### Data items

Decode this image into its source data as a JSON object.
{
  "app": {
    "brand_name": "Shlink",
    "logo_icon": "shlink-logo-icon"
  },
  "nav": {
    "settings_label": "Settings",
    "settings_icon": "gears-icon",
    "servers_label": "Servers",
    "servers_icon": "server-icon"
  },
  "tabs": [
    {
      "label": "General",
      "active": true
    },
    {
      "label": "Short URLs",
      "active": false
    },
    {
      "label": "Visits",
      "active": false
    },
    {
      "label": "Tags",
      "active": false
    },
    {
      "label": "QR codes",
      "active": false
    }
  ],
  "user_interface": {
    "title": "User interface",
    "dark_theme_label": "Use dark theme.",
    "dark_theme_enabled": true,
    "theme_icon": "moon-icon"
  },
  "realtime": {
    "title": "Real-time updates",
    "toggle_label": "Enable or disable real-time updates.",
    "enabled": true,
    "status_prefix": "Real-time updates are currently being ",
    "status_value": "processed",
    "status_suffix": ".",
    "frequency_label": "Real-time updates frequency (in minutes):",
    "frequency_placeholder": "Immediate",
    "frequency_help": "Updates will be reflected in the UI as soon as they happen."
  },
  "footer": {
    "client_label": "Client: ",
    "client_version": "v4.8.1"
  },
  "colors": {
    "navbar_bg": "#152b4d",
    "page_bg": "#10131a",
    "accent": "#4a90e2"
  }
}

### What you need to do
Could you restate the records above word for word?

### Final answer
Decode this image into its source data as a JSON object.
{
  "app": {
    "brand_name": "Shlink",
    "logo_icon": "shlink-logo-icon"
  },
  "nav": {
    "settings_label": "Settings",
    "settings_icon": "gears-icon",
    "servers_label": "Servers",
    "servers_icon": "server-icon"
  },
  "tabs": [
    {
      "label": "General",
      "active": true
    },
    {
      "label": "Short URLs",
      "active": false
    },
    {
      "label": "Visits",
      "active": false
    },
    {
      "label": "Tags",
      "active": false
    },
    {
      "label": "QR codes",
      "active": false
    }
  ],
  "user_interface": {
    "title": "User interface",
    "dark_theme_label": "Use dark theme.",
    "dark_theme_enabled": true,
    "theme_icon": "moon-icon"
  },
  "realtime": {
    "title": "Real-time updates",
    "toggle_label": "Enable or disable real-time updates.",
    "enabled": true,
    "status_prefix": "Real-time updates are currently being ",
    "status_value": "processed",
    "status_suffix": ".",
    "frequency_label": "Real-time updates frequency (in minutes):",
    "frequency_placeholder": "Immediate",
    "frequency_help": "Updates will be reflected in the UI as soon as they happen."
  },
  "footer": {
    "client_label": "Client: ",
    "client_version": "v4.8.1"
  },
  "colors": {
    "navbar_bg": "#152b4d",
    "page_bg": "#10131a",
    "accent": "#4a90e2"
  }
}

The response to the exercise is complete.